EXERCISE DETAILS: Find the word "this" in the data below and copy each line that holds it.

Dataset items

┏━━

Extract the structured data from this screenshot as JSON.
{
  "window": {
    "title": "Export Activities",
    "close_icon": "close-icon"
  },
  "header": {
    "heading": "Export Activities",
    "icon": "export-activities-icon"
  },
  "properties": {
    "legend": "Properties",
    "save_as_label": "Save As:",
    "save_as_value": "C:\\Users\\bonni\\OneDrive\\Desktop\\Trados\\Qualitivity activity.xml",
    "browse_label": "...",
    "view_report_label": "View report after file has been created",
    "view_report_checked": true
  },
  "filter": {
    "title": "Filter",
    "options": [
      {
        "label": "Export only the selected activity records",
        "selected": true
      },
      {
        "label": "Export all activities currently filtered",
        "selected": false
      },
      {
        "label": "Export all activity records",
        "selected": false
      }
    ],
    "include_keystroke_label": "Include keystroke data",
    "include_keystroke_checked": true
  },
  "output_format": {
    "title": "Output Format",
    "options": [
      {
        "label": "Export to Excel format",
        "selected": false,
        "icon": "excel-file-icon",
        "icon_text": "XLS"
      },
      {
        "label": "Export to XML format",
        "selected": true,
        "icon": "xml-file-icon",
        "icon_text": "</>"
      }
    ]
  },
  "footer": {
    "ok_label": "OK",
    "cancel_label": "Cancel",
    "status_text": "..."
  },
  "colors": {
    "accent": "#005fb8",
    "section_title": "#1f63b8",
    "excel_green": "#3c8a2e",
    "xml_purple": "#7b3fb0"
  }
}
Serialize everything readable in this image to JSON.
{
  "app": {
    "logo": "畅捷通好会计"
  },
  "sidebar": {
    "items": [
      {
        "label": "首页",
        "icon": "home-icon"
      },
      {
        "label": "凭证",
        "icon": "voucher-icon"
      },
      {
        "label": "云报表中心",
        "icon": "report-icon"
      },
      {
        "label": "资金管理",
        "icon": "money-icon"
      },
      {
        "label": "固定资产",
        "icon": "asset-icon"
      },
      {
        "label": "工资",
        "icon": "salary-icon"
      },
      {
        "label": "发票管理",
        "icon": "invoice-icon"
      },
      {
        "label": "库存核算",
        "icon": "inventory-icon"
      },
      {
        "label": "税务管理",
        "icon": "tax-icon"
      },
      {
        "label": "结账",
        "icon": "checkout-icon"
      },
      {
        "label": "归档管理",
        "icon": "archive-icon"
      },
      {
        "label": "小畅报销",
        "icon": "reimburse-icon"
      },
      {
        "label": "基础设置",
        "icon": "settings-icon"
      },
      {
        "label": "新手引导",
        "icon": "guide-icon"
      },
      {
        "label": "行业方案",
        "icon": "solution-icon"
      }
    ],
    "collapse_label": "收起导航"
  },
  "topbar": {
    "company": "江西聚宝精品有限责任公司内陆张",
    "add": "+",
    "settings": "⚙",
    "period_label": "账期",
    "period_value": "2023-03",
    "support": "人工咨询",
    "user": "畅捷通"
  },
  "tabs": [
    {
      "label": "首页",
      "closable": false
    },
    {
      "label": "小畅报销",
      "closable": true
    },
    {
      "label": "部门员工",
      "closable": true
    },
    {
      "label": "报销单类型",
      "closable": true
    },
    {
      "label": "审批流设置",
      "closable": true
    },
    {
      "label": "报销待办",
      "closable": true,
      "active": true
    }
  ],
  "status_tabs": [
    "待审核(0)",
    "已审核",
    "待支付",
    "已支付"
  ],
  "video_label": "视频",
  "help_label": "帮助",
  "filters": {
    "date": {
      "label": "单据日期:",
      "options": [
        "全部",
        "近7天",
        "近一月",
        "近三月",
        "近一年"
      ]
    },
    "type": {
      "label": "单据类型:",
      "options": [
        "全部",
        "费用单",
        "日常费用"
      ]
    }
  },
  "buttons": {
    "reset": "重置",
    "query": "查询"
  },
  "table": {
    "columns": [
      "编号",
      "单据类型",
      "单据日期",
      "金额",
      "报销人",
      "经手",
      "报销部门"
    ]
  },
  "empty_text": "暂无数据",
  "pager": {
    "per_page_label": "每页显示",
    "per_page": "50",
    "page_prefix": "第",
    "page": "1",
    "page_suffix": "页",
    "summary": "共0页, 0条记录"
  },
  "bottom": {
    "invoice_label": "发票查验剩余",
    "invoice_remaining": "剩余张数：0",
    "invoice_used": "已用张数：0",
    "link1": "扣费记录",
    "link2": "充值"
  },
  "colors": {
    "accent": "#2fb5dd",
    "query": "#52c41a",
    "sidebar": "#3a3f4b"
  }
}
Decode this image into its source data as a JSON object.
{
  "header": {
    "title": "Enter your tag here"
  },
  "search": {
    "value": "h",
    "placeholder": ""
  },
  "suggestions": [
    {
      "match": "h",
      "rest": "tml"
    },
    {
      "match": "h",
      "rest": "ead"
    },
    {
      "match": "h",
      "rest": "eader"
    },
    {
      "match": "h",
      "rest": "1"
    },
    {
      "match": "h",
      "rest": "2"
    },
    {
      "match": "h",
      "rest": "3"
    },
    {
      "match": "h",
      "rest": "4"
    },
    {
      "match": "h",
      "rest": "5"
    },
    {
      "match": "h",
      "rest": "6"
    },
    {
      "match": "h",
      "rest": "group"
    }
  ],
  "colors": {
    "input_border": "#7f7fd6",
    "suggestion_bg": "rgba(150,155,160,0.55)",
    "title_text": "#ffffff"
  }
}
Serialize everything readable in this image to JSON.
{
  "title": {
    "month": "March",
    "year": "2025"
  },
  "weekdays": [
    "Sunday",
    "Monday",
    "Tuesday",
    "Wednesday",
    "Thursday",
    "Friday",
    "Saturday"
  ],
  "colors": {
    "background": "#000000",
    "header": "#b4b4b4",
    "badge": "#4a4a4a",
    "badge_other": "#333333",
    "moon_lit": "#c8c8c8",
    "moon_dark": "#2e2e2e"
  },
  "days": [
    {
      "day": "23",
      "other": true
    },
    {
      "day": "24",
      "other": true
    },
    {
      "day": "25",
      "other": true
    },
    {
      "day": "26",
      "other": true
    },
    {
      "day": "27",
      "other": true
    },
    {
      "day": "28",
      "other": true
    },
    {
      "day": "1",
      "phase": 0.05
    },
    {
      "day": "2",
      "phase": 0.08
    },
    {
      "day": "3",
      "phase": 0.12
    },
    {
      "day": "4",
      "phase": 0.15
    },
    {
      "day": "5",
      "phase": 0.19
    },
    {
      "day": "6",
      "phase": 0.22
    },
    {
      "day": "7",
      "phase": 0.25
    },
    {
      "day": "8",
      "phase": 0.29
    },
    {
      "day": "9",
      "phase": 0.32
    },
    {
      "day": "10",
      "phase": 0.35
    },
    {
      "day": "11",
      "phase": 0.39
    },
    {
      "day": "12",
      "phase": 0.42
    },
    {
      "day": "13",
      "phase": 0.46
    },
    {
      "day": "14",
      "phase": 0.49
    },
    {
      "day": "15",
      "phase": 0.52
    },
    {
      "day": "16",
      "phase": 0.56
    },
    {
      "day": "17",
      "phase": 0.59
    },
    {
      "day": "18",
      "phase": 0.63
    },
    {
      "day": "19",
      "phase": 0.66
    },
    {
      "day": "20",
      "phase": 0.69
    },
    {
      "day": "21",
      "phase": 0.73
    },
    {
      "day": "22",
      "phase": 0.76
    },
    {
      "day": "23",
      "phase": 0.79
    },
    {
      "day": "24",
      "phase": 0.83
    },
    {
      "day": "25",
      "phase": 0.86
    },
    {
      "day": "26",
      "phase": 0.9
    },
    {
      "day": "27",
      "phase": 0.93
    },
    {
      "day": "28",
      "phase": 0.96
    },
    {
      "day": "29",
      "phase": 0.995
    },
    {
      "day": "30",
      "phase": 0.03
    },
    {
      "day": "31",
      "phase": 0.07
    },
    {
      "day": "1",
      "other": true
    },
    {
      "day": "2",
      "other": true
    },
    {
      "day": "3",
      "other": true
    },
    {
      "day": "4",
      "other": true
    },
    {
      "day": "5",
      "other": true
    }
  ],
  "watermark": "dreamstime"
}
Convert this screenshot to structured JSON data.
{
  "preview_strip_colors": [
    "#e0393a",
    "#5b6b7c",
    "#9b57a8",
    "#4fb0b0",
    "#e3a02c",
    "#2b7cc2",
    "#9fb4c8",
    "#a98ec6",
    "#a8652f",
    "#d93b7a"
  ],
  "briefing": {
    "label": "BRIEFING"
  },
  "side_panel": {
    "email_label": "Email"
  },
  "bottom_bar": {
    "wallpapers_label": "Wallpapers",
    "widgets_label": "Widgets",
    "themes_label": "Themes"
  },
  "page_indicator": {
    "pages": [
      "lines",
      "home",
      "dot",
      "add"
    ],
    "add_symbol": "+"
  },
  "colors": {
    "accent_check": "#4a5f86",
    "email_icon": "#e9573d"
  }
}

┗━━

EXERCISE RESPONSE:
Extract the structured data from this screenshot as JSON.
Serialize everything readable in this image to JSON.
Decode this image into its source data as a JSON object.
Serialize everything readable in this image to JSON.
Convert this screenshot to structured JSON data.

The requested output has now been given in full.